The Niersen burial may have been moved to one of the safety depots during WWII, but it was only in 1960 that it was no longer on display, when the exhibition of Dutch antiquities had to be temporarily moved in view of construction works. It was no longer included in one of the later so-called permanent displays and has gradually escaped the attention of the subsequent curators (pers.comm. Prof. Dr Louwe Kooijmans). When a renewed interest in the grave arose as a result of the Ancestral Mounds project, it was thought that the grave had been lost over the years, in spite of the fact that it was an original archaeological object registered in the Museum inventory. An intensive search brought to light a crate which contained the Niersen burial. The crate, measuring 117 by 97 cm, is the original display box, painted white on the inside and is mentioned in Holwerda’s 1908 contribution (Pl. IIa).

Inside the crate, which was covered by a wooden board, a plaster block measuring 108.5 by 92.5 cm was preserved. The remains of the Niersen burial were visible under a thick coat of dust. Apparently the block had been damaged at some point when it was transported, since one of the long sides showed evidence of chipping and crumbling. It is likely the block was damaged when in upright position, either during display or transportation, perhaps during the evacuation of objects during WWII, when it was wedged to the side of the crate. Underneath the block several loose fragments of gypsum and bone were found. However, overall the burial had survived remarkably well (fig. 2).

One of the first actions after rediscovery was cleaning and documenting the burial. Cleaning took place under supervision of the RMO restoration department and much like a century before involved brushes and a vacuum cleaner. During cleaning loose bits and pieces were collected and documented in a 20 cm grid that had been fixed over the burial. It was noted that the whole burial was covered with at times rather copious quantities of glue. Drops of it were also recorded on the bottom of the crate, implying that consolidation had taken place right before or after initial display. A sample of the substance was sent to the laboratory of the Instituut Collectie Nederland (ICN) where it was analysed. As expected the bones seem to have been preserved in organic bone glue (pers. comm. Dr Luc Megens, ICN, July 22nd, 2009).

After initial cleaning, the team provided detailed photographs, a technical drawing and an initial physical anthropological assessment. The limited visibility of some of the bones and the smeared surface due to the glue prevented an adequate analysis of some of the lower lying bones. A view ‘inside’ the block seemed necessary. Assistance was provided by the special technical service of the Dutch National Police,[2] who brought a mobile X-Ray scanner to the museum. This enabled a more detailed view of the layout of the grave. Some of the results of this research are incorporated below.

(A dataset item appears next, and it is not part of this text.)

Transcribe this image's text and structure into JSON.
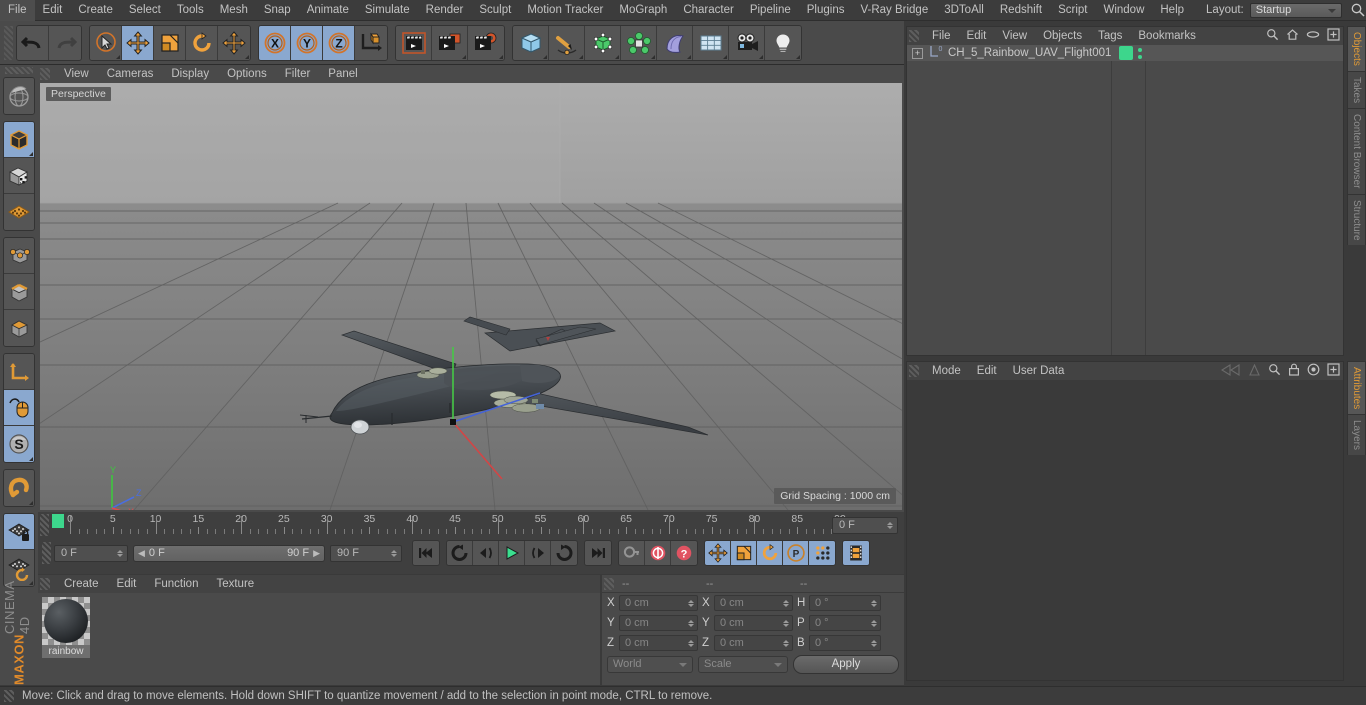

In view of the unique preservation of the burial and the fact that the bone glue had only affected the outer surface of the bones and the surrounding sediment, it was decided to sample the burial for physical and chemical analysis, up till now however with negative results. Previously fragmented pieces of bone from several locations were sampled and sent off for radiocarbon analysis and isotope research. Unfortunately the lack of sufficient collagen prevented a radiocarbon date (pers.comm. Prof. Dr J. van der Plicht, April 2009). The isotope analysis is still pending and may shed some light on dietary (oxygen, carbon and nitrogen isotopes) and locational (strontium isotopes) aspects (e.g. Haak et al. 2008). If successful, further sampling will involve both individuals as well as analysis of the dental elements. In addition some of the soil below the bones was sampled, to see whether palynological data could be obtained. Unfortunately no pollen was preserved in the sediment. This is generally the case in this type of subsoil. To establish genetic affiliations with contemporary and subsequent populations in the area, analysis of ancient DNA (aDNA) was considered. Mrs E. Altena (LUMC) was invited to assess whether aDNA analysis was feasible. After inspection of the grave she concluded that the preservation of the bone and the post excavation treatment strongly reduced the odds of success for aDNA analysis. Therefore no aDNA analysis was attempted.